Mr. Woodley married in 1872, and his wife was, up to the time of her death in April, 1904, his most able and trusted assistant in the apiary. After Mrs. Woodley’s death their daughter took up the home duties and helped with the bees, performing such duties as folding and fitting up sections, glazing them when filled for market or the show-bench, hiving swarms, making candy, and undertaking other business connected with the working of a large bee-farm. On her marriage Mr. Woodley himself married again, a lady whom he had known from childhood. She took to the bee-work with enthusiasm, and has since rendered most valuable help in his bee and honey trade, which has largely increased of late years, the customers being located in all parts of Great Britain.
Like many other successful honey-producers, he relies entirely on the old native black bee, and believes in no other; and, while endeavouring to improve his strain, no foreign blood is allowed to mix with it. He has also so far been successful in keeping foul brood at a distance.
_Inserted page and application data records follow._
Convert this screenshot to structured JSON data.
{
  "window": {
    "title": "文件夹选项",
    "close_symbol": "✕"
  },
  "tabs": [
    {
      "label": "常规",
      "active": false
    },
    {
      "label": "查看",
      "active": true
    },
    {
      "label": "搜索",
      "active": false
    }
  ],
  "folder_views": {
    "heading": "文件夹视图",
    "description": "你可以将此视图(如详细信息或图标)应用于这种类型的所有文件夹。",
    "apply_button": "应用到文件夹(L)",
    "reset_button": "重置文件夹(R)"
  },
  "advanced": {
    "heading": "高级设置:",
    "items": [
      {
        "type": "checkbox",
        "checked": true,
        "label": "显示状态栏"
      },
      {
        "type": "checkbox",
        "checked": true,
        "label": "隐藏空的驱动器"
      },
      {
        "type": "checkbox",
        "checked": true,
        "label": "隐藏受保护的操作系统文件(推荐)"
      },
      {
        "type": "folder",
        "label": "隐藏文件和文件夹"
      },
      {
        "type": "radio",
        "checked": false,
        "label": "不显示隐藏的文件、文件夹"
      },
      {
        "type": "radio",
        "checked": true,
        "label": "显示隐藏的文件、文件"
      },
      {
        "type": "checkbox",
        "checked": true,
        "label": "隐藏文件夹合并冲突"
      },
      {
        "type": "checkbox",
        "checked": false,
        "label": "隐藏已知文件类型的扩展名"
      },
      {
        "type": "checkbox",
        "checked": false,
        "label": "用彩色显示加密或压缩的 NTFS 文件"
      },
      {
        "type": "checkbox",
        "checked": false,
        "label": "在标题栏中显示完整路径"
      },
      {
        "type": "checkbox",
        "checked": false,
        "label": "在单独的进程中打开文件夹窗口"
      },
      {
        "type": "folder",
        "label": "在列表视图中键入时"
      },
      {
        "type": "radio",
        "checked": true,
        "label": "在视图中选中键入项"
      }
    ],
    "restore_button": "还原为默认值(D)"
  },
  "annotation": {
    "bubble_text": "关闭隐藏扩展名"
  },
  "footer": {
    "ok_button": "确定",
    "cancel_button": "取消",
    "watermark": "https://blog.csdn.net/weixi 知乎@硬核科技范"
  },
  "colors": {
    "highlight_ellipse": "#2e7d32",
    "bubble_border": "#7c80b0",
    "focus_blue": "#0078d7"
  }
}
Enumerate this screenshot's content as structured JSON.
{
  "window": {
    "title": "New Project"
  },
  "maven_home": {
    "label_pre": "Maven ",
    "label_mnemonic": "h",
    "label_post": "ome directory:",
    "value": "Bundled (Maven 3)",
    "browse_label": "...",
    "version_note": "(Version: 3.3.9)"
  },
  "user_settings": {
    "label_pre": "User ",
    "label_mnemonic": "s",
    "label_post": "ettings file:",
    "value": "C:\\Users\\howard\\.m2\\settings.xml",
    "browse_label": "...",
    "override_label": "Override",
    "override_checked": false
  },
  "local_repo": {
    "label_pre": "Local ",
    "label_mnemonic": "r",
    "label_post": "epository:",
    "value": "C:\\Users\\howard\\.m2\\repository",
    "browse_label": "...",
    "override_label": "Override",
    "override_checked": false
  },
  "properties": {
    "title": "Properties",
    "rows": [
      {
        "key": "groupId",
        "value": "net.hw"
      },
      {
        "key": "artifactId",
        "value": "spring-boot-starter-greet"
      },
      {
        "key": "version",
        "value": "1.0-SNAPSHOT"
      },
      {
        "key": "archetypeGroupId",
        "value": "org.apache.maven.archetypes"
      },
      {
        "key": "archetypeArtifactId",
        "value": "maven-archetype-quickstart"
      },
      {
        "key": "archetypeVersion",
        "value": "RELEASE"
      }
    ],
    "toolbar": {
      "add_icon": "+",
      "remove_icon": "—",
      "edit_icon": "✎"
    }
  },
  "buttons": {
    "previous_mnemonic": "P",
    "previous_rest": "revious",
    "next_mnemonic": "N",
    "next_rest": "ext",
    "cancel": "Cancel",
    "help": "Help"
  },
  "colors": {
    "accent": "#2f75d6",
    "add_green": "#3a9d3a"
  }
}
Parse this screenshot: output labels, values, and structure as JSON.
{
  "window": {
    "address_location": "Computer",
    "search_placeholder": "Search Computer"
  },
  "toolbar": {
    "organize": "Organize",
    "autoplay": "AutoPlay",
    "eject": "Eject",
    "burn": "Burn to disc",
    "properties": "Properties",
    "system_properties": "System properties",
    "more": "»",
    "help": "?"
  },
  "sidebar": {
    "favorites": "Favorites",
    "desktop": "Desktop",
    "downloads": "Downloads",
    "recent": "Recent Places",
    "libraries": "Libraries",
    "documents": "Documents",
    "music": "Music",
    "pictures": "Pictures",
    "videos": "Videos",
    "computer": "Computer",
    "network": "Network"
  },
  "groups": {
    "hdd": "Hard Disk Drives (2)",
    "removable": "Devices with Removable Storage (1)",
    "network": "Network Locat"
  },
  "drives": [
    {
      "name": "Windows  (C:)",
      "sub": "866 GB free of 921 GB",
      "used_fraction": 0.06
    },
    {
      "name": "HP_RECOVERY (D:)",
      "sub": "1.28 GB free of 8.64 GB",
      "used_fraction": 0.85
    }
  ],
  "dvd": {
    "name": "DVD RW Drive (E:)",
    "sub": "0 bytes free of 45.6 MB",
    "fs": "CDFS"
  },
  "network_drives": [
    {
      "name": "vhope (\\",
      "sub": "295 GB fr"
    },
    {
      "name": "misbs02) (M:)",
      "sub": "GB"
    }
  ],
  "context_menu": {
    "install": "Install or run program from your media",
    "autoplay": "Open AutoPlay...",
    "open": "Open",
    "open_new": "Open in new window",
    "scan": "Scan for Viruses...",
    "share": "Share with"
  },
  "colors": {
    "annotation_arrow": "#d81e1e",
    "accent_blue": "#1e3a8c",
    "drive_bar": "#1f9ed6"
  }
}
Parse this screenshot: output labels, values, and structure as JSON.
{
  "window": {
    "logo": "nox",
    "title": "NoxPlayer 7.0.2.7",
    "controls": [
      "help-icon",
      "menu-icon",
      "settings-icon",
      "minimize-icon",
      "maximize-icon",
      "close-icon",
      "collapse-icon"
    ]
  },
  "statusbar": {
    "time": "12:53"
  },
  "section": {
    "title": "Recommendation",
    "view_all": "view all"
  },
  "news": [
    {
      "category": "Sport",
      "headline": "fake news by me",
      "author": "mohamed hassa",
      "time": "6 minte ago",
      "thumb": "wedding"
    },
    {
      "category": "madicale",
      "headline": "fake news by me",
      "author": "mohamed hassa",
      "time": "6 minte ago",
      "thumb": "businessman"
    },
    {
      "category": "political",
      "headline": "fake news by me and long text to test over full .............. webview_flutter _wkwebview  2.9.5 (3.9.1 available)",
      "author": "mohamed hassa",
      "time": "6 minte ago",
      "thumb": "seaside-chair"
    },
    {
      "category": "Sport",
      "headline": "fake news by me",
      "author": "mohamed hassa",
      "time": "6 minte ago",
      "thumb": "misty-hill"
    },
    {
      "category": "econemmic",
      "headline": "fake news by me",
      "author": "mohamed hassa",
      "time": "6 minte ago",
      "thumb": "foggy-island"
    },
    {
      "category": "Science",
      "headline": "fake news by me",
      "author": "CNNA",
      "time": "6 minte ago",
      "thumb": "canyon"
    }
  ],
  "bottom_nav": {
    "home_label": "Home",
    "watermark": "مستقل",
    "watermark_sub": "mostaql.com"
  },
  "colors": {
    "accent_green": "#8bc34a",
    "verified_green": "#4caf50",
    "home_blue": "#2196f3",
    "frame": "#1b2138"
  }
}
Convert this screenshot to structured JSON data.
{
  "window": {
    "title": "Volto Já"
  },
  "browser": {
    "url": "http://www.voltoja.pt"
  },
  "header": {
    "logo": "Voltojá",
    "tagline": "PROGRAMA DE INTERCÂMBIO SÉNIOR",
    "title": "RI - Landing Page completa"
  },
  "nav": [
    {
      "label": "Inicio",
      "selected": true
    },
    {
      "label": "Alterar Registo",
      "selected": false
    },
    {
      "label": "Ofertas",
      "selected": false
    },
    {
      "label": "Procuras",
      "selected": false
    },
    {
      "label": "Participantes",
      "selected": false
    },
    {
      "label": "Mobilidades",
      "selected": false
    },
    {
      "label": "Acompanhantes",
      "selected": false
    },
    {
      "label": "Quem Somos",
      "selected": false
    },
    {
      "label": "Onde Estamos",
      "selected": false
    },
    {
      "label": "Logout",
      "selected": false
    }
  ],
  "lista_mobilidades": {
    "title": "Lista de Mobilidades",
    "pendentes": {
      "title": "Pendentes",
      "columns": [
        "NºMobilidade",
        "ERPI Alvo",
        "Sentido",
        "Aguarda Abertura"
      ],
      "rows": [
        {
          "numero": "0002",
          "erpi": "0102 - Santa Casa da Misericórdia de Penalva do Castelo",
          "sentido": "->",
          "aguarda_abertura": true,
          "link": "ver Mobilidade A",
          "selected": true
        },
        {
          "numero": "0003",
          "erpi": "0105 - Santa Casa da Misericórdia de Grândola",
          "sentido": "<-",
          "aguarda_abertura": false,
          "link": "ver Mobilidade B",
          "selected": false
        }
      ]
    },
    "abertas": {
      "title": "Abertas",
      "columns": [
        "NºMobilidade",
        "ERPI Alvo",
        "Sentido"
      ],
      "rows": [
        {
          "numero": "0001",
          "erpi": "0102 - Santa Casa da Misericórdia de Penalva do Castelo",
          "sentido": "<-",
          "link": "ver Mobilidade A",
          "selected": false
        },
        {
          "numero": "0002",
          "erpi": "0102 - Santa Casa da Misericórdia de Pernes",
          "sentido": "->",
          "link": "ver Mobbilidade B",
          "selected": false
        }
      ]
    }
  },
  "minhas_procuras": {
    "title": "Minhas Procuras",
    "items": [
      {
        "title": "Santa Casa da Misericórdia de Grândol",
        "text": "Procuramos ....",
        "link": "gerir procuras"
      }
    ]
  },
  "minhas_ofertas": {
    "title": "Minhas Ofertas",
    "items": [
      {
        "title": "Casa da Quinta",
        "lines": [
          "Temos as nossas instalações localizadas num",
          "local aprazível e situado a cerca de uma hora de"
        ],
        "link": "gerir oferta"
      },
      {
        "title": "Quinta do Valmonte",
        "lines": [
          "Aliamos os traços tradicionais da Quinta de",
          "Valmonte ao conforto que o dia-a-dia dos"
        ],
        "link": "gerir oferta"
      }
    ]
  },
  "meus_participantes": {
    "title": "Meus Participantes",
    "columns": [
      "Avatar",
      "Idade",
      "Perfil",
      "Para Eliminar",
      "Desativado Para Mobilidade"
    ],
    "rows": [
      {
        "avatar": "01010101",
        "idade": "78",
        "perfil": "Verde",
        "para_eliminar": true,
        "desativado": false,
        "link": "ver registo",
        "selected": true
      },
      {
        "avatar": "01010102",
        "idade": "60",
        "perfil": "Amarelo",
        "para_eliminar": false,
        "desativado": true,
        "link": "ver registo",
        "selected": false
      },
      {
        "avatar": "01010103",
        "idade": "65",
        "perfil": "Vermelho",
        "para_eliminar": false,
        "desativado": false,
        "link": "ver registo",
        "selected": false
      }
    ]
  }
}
Mr. Woodley is highly esteemed among his poorer neighbours, and for nearly forty years has been their adviser, will-maker, and trusted counsellor. His opinion is also generally sought on matters of importance occurring in his neighbourhood, and he has the management of a flourishing benefit society.
In addition to managing his private business, he has many calls upon his time in the public interest, having been Guardian and District Councillor for the last fifteen years. He also holds the office of Overseer of the largest parish in the Wantage Union, is chairman of the Parish Council and trustee of the Parish Charities, a member of the local Small Holdings Committee, of the Old-Age Pensions Committee, and holds several other public offices. His zeal and conscientiousnessin performing the above duties are shown by the fact that he has not missed a Parish Council meeting for fifteen years, though he has to walk three miles to attend them.
We are sure readers will join us in wishing that Mr. Woodley may long be spared to continue the good work he is doing for bee-keeping and in many other ways which the limits of this short sketch preclude us from detailing.